Deirdre McMurdy

There must have been a time when drought was a prolonged dry spell that made life even tougher for farmers and crop failures caused food shortages and higher prices.
The drought that has plagued much of the U.S. this year seems to be only tangentially about those things. In 2012, it's about everything from monetary policy to presidential politics to geopolitical strategy to ethanol production.

The general view, to date, is that this exceptional period of dryness is by no means as severe — and politically destabilizing — as the drought of 2008.

In fact, the consensus seems to be that the hot, dry weather will have a relatively limited impact on the cost of food — especially in Canada. At most, it's supposed to bump up the overall price of groceries by about four per cent — though not until 2013 at the earliest.

In part that's because Canada hasn't been as hard hit as the U.S. by harsh summer weather. And then there's the fact that on average we spend less than 10 per cent of our household budgets on food. (And by the way, about 38 per cent of the groceries we buy moulder in the fridge for a few weeks before being tossed straight out as waste.)

Furthermore, raw farm commodity prices only account for about 14 per cent of retail food purchases.

Because corn and soya beans are used as feed for animals, meat prices will ultimately reflect higher commodity prices. But that will be delayed in the near term — for at least six to nine months — by the fact that any herds are being slaughtered early in order to save on the cost of longer-term feeding.

North American economists are obviously very focused on the implications of higher food prices for inflation and economic growth. But for Canadians, the relatively strong dollar is a buffer because it preserves our buying power and mutes the impact of higher cost imports.

By way of context, recent spikes in gasoline and housing prices have come in at much greater than the four per cent range.

In the U.S., despite all the clamour about impending doom, consumer prices were actually flat in July for the second consecutive month and year-over-year price increases were the smallest in 18 months. That should give the central bank some scope to ease interest rates and improve employment prospects — something that's important in a presidential election year. (If the money supply is too tight, it's hard for businesses to get the credit to expand and create jobs.)
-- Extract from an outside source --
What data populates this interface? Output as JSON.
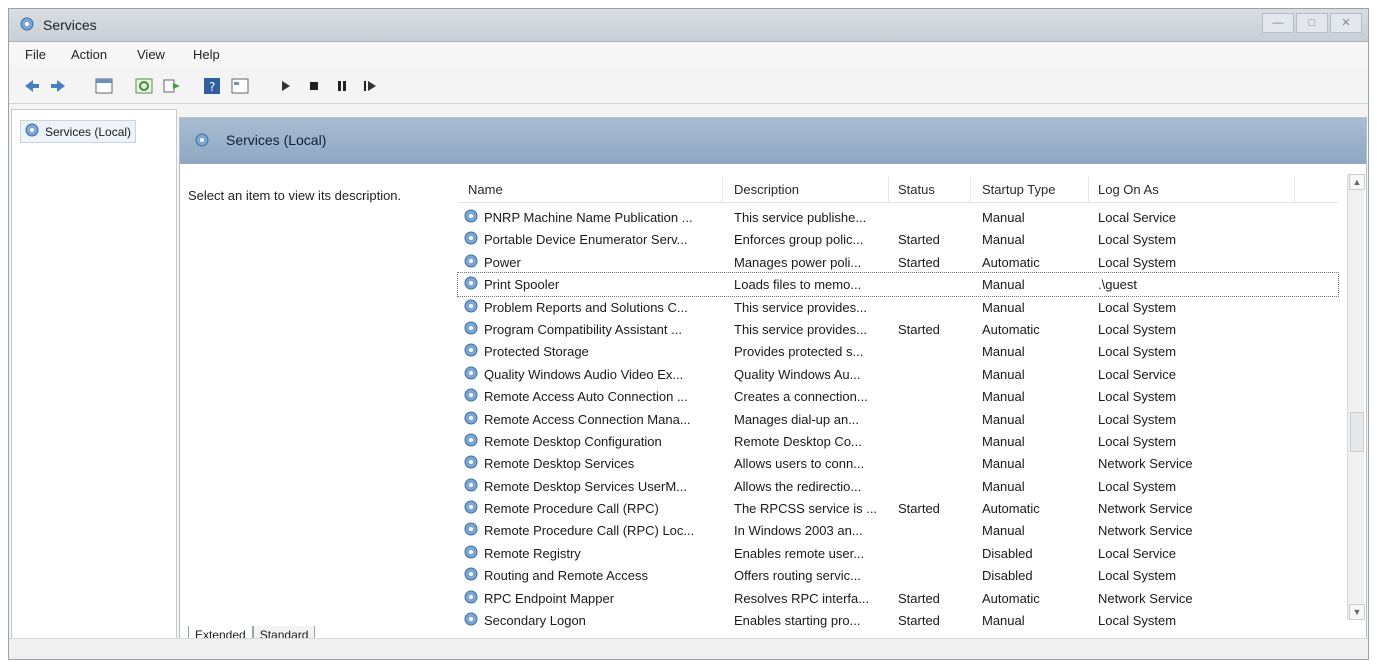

However, the fear of food price inflation — especially the impact on poorer families — is likely to keep monetary policy extremely tight. And Canada's central bank isn't likely to deviate from that lead too far either. There's not much interest in boosting our currency value too high above that of the U.S. — which is what would happen if rates rose.

And then there's the whole issue of ethanol, the more climate-friendly fuel that's made from corn. And in Canada, it's mandatory that gasoline have a five per cent biofuel content.

As the drought has made corn scare, prices have soared and ethanol production has tumbled. That imbalance in supply and mandated demand has the potential to drive up gasoline pump prices once again.

Finally, the drought has a bearing on geopolitical balance as well. Countries facing food shortages are politically unstable — something that was demonstrated in 2008 by global riots over food shortages.

Although riots aren't expected this time around, China is under close scrutiny. Historically, it has been reluctant to buy grains on world markets, preferring to be self-sufficient. It has recently started to buy on the world market in a modest way, but if that increases significantly it could skew global supplies quickly.

That's borne out by the fact that prolonged drought in Russia has been driving up world wheat prices over the past few weeks.

With so many economic, political and social issues hinging on the weather forecast over the past months, it may be time for the new Facebook meme — Facebook Rain Dance — to finally kick in.